    The scope of our inquiry is, therefore, narrowed down to a determination of whether there was evidence before the trial court upon which it could base its finding that it was the intention of the parties that the personal note of Mary E. Finarty was given by her and accepted by the bank in payment of the note of Harry Finarty, Henrietta Finarty and J.W. Finarty. There was evidence before the trial court from which it could find that the note in question was signed by Henrietta Finarty and by J.W. Finarty for the benefit of Harry Finarty, and that neither Henrietta Finarty nor J.W. Finarty received any part of the proceeds thereof. It is undisputed that at the time Mary E. Finarty gave her personal note to the bank both J.W. Finarty and Harry Finarty were dead, and Henrietta Finarty was the only survivor of the signers of the note here involved. While J.C. Collins, the cashier with whom the transaction was had, as a witness for the appellant testified that the note upon which Henrietta Finarty's name appeared was not stamped as paid when it was delivered to Mary E. Finarty, as was customary when a note was paid, upon cross-examination he admitted that he did not recall the conversation had with Mary E. Finarty at the time of the transaction and that it was the essence of his thought to recover the money evidenced by this note for the bank. It also appears, that, prior to the delivery of the personal note of Mary E. Finarty, the note of Harry Finarty, Henrietta Finarty and J.W. Finarty had been placed among the bad debts of the bank, and that when the note of Mary E. Finarty was given to Collins the records of the bank showed the application of this note of Mary E. Finarty in payment of the bad debt evidenced by the note upon which Henrietta Finarty's name appeared. No written assignment or indorsement was made by the bank upon the note of Harry Finarty, Henrietta Finarty and J.W. Finarty, at the time that it was delivered to Mary E. Finarty, and, so far as the evidence shows, nothing was ever done with this note by Mary E. Finarty *Page 682 after she received it, except to place it in her deposit box, where it was found after her death. The evidence shows that the will of Mary E. Finarty was not executed until more than two years and eight months after the transaction between Mary E. Finarty and the bank, and in this will Mary E. Finarty left a legacy of $1,000 to Henrietta Finarty and named her as one of the two residuary legatees, without any mention that she was indebted to testatrix in any way.

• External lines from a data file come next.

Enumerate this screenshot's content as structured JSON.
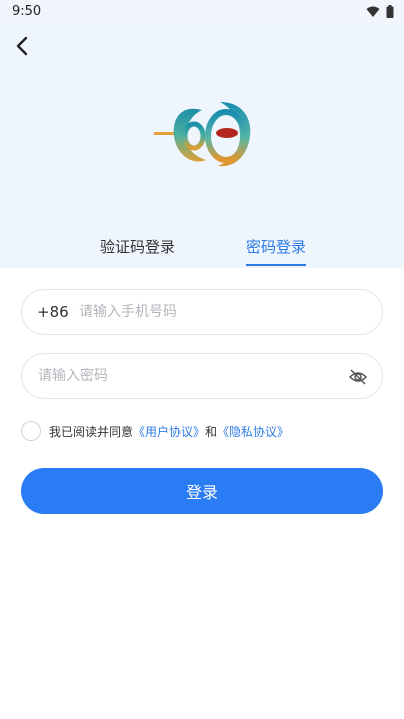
{
  "status": {
    "time": "9:50"
  },
  "tabs": [
    {
      "label": "验证码登录",
      "active": false
    },
    {
      "label": "密码登录",
      "active": true
    }
  ],
  "phone": {
    "country_code": "+86",
    "placeholder": "请输入手机号码",
    "value": ""
  },
  "password": {
    "placeholder": "请输入密码",
    "value": ""
  },
  "agreement": {
    "prefix": "我已阅读并同意",
    "user_agreement": "《用户协议》",
    "connector": "和",
    "privacy_agreement": "《隐私协议》"
  },
  "login_button": {
    "label": "登录"
  },
  "colors": {
    "accent": "#2a7cf5",
    "tab_active": "#2d7be5",
    "top_bg": "#eef5fd"
  },
  "icons": [
    "back-arrow-icon",
    "wifi-icon",
    "battery-icon",
    "eye-off-icon",
    "app-logo"
  ]
}
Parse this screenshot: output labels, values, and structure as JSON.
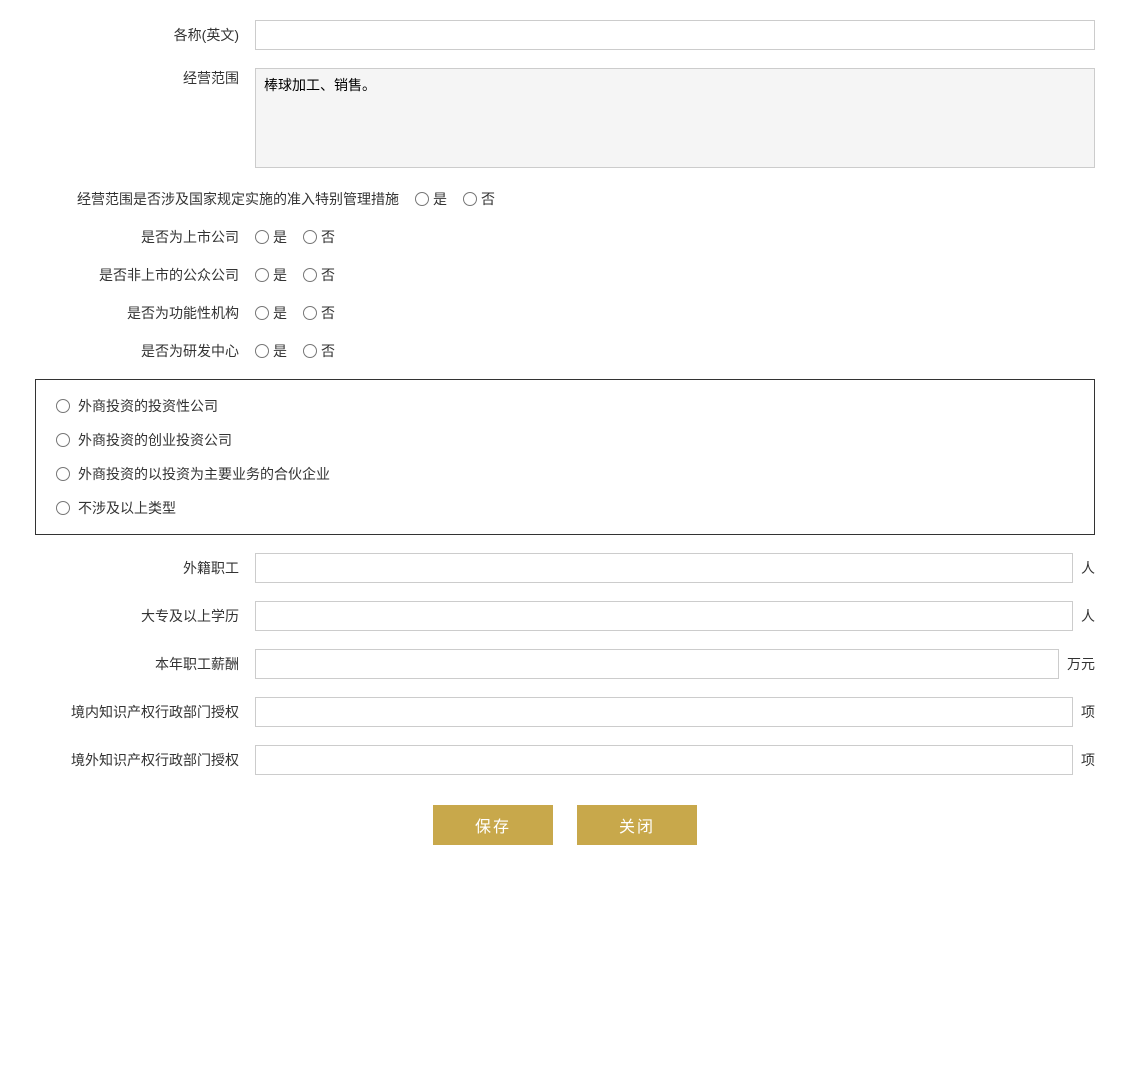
{
  "fields": {
    "english_name_label": "各称(英文)",
    "business_scope_label": "经营范围",
    "business_scope_value": "棒球加工、销售。",
    "special_mgmt_label": "经营范围是否涉及国家规定实施的准入特别管理措施",
    "listed_company_label": "是否为上市公司",
    "public_company_label": "是否非上市的公众公司",
    "functional_org_label": "是否为功能性机构",
    "rd_center_label": "是否为研发中心",
    "yes_label": "是",
    "no_label": "否",
    "foreign_investment_options": [
      "外商投资的投资性公司",
      "外商投资的创业投资公司",
      "外商投资的以投资为主要业务的合伙企业",
      "不涉及以上类型"
    ],
    "foreign_staff_label": "外籍职工",
    "foreign_staff_unit": "人",
    "college_edu_label": "大专及以上学历",
    "college_edu_unit": "人",
    "annual_salary_label": "本年职工薪酬",
    "annual_salary_unit": "万元",
    "domestic_ip_label": "境内知识产权行政部门授权",
    "domestic_ip_unit": "项",
    "foreign_ip_label": "境外知识产权行政部门授权",
    "foreign_ip_unit": "项",
    "save_btn": "保存",
    "close_btn": "关闭"
  }
}
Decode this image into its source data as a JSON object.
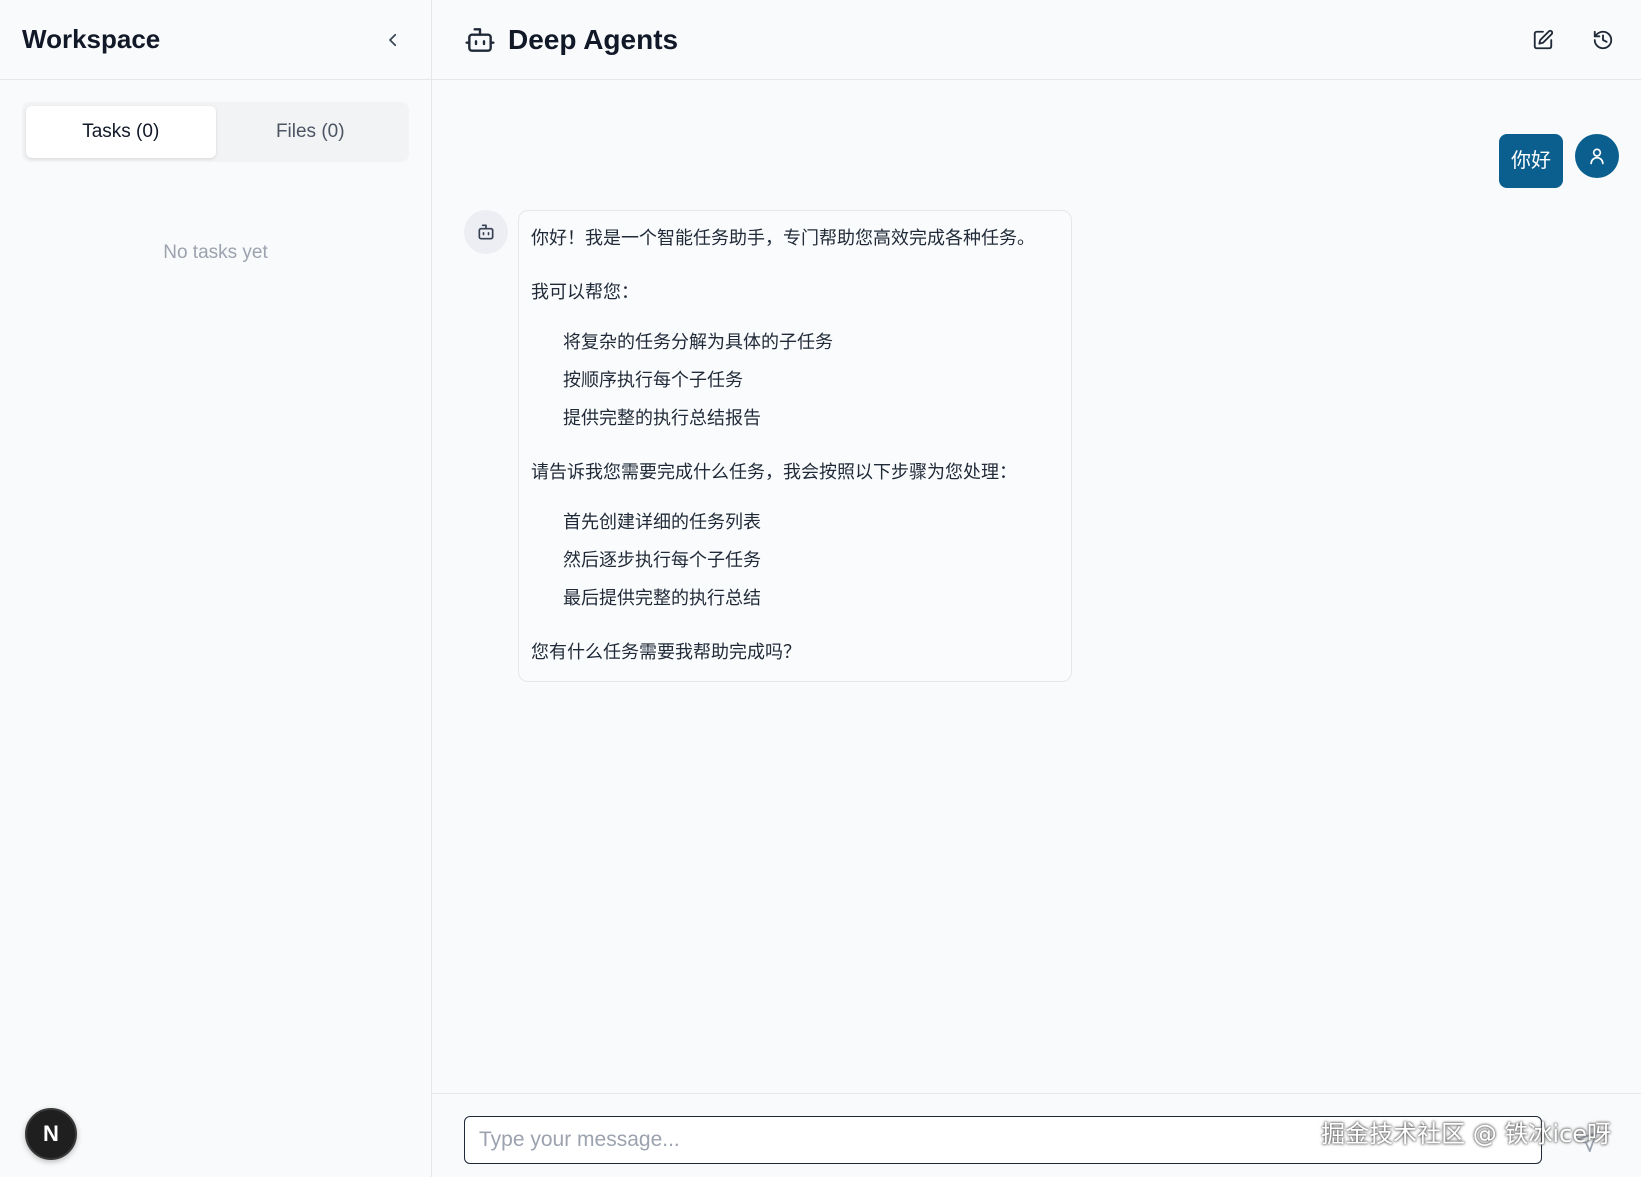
{
  "sidebar": {
    "title": "Workspace",
    "tabs": [
      {
        "label": "Tasks (0)",
        "active": true
      },
      {
        "label": "Files (0)",
        "active": false
      }
    ],
    "empty_text": "No tasks yet",
    "badge_letter": "N"
  },
  "header": {
    "title": "Deep Agents",
    "icons": [
      "robot-icon",
      "edit-icon",
      "history-icon"
    ]
  },
  "messages": {
    "user": {
      "text": "你好"
    },
    "bot": {
      "intro": "你好！我是一个智能任务助手，专门帮助您高效完成各种任务。",
      "can_help": "我可以帮您：",
      "help_items": [
        "将复杂的任务分解为具体的子任务",
        "按顺序执行每个子任务",
        "提供完整的执行总结报告"
      ],
      "steps_intro": "请告诉我您需要完成什么任务，我会按照以下步骤为您处理：",
      "steps": [
        "首先创建详细的任务列表",
        "然后逐步执行每个子任务",
        "最后提供完整的执行总结"
      ],
      "closing": "您有什么任务需要我帮助完成吗？"
    }
  },
  "composer": {
    "placeholder": "Type your message...",
    "value": ""
  },
  "watermark": "掘金技术社区 @ 铁冰ice呀",
  "colors": {
    "accent": "#0b5f8f",
    "background": "#f9fafb",
    "border": "#e5e7eb"
  }
}
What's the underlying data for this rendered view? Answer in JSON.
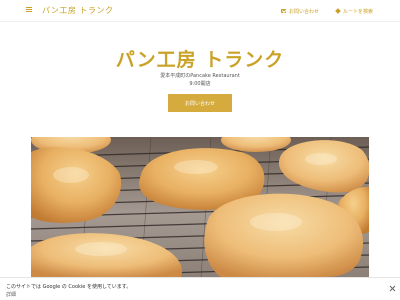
{
  "header": {
    "brand": "パン工房 トランク",
    "contact_label": "お問い合わせ",
    "route_label": "ルートを検索",
    "menu_icon": "hamburger-menu-icon",
    "contact_icon": "mail-icon",
    "route_icon": "directions-icon",
    "accent_color": "#c9a227"
  },
  "hero": {
    "title": "パン工房 トランク",
    "subtitle_line1": "愛本平成町のPancake Restaurant",
    "subtitle_line2": "9:00開店",
    "cta_label": "お問い合わせ",
    "cta_color": "#d4ab3c",
    "image_description": "bread-rolls-on-cooling-rack"
  },
  "cookie_bar": {
    "text": "このサイトでは Google の Cookie を使用しています。",
    "details_link": "詳細",
    "close_icon": "close-icon"
  }
}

    We do not think it can be said that there was not sufficient evidence to sustain the finding of the trial court, and, this being true, the judgment appealed from must be, and is hereby, affirmed. — Affirmed.

    ANDERSON, C.J., and all Justices concur.